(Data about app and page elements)
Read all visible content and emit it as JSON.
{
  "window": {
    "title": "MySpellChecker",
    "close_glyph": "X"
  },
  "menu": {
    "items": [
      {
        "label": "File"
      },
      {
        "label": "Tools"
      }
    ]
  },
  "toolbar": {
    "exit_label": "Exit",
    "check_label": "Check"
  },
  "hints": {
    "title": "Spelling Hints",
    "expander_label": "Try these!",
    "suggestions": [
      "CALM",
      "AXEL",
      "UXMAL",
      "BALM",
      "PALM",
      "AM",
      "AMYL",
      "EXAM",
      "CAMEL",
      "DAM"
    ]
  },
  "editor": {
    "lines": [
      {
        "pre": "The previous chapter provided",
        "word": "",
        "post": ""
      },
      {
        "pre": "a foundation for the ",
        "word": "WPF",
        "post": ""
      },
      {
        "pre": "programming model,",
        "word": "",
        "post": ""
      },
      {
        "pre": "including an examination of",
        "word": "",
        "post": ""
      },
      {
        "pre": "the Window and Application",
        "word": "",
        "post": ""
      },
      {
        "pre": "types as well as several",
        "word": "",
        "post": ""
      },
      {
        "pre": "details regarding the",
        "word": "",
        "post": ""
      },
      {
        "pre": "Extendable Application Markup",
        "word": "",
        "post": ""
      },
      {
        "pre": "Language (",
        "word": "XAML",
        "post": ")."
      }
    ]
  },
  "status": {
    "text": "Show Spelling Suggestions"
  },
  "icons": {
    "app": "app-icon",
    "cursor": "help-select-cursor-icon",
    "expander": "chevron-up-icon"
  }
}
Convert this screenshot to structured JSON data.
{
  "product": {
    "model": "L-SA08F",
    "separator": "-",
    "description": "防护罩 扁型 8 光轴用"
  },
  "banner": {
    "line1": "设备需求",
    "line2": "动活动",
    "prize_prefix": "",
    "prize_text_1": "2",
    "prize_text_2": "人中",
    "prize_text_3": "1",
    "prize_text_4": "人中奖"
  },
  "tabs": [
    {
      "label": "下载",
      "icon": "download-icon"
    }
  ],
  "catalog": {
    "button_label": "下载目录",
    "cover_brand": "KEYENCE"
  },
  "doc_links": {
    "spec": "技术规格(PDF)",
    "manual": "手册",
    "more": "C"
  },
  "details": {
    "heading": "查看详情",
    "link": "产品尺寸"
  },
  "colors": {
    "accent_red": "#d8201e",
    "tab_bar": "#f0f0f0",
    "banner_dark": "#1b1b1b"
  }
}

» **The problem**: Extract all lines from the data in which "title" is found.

» **Response area**:
    "title": "MySpellChecker",
    "title": "Spelling Hints",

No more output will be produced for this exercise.